It is obvious that helicopters have less passenger capacity than their fixed-wing substitutes, and I expected lower flight range as well. However, there are several helicopters that have lower fuel costs per nautical mile than regular aircraft, such as the Sikorsky S-76C++. I did a back-of-the-envelope calculation and found the fuel cost per passenger to be similar between the 737 and the S-76C++. This posed a major question: given these numbers, how can I expect to compete on a cost basis with fixed-wing airlines?
The answer is simple, but presents yet another assumption in my idea. Traditional low-cost airlines don’t pass on 100% of fuel costs to passengers in the form of fare increases; instead, they find alternative revenue streams to make up this burden (e.g. charging for on-board services). I will need to hunt for these additional revenue streams if this idea is to be somewhat viable. Looking for niche cost savings is also a good idea – for instance, landing fees at helipads are much lower than those charged to regular airlines at major airports. There is a lot more research to be done, with several new hypotheses to be tested and calculations to be made.
Helios Air will be the world’s first low-cost civilian helicopter airline, serving short-haul travel routes that are currently unprofitable for regular fixed-wing airlines to operate.
The traditional “hub and spoke” model in the airline industry has proven itself to be the most cost-effective strategy for regular fixed-wing airlines, allowing them to reach and connect small towns worldwide. However, in recent years, these airlines have found many of the smaller “spokes” increasingly unprofitable, and have either raised ticket prices for the common passenger or ditched these routes altogether. Helios will regain these less-traveled routes by utilizing full-service helicopters, which have a lower capacity than fixed-wing aircraft. For the passenger who needs to fly on these routes, Helios Air will provide a service that costs less than a regular airline but is also faster than alternative modes of transportation, such as rail.

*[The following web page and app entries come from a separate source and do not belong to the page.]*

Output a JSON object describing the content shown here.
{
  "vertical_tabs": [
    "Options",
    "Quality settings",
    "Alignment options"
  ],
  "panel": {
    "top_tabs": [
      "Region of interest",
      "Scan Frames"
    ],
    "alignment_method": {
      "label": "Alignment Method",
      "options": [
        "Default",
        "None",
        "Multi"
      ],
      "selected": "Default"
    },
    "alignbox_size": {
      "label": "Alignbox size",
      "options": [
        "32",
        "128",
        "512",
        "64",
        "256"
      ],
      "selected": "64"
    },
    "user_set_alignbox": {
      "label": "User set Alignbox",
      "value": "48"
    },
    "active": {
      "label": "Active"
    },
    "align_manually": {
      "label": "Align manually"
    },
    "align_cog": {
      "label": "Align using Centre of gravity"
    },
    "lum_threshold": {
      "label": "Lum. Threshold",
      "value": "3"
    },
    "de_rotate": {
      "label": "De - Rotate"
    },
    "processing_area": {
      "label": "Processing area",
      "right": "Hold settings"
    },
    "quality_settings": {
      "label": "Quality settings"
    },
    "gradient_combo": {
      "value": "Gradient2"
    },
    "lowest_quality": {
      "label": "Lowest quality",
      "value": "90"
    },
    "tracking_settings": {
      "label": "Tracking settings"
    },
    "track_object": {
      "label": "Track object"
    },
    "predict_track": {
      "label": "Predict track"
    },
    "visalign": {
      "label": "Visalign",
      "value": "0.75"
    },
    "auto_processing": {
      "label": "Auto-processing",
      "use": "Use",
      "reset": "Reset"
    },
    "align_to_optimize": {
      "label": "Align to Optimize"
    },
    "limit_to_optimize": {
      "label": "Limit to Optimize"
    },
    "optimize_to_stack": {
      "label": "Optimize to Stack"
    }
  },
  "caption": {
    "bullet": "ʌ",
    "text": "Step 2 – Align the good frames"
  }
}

An example of a target route for Helios would be between two Indian cities, Pune and Mumbai. Only one airline, Jet Airways, operates flights on this sector, in order to connect passengers to westbound flights from Mumbai. The airline operates the 55-minute journey using a Boeing 737-800 with a passenger capacity of 189. The flight is usually under-capacity, except for a few businesspeople who need to connect to/from international flights. The majority of passengers – middle-class Indians who live in Pune but travel to Mumbai for work/family reasons – choose to travel by train, which takes 2 hours but costs substantially less than the Rs.6000/$96 charged by Jet Airways. Accordingly, even low-cost Indian airlines such as SpiceJet and IndiGo have refused to fly this sector. Helios would ideally be able to use helicopters at full capacity on this route, providing passengers with a service that is cheaper than Jet Airways but also faster than taking the train.
Based on the presumed demand for such a niche low-cost airline, along with the apparent lack of competition, it appears that Helios Air is a feasible idea. The business has a core revenue stream from individual passengers, with a further option to provide charter services for airlines by ferrying passengers to major hubs for connecting long-haul flights. On the surface, it seems that filling a helicopter with passengers should not be a serious problem for Helios, given that the largest helicopter in the world has a capacity of 63 people. However, this hypothesis will need to be tested by analyzing current passenger data, in order to ensure that Helios can be profitable even if its helicopters do not run at full capacity. Other costs must also be considered, including steadily increasing fuel prices and the substantial initial investments in both capital and labor.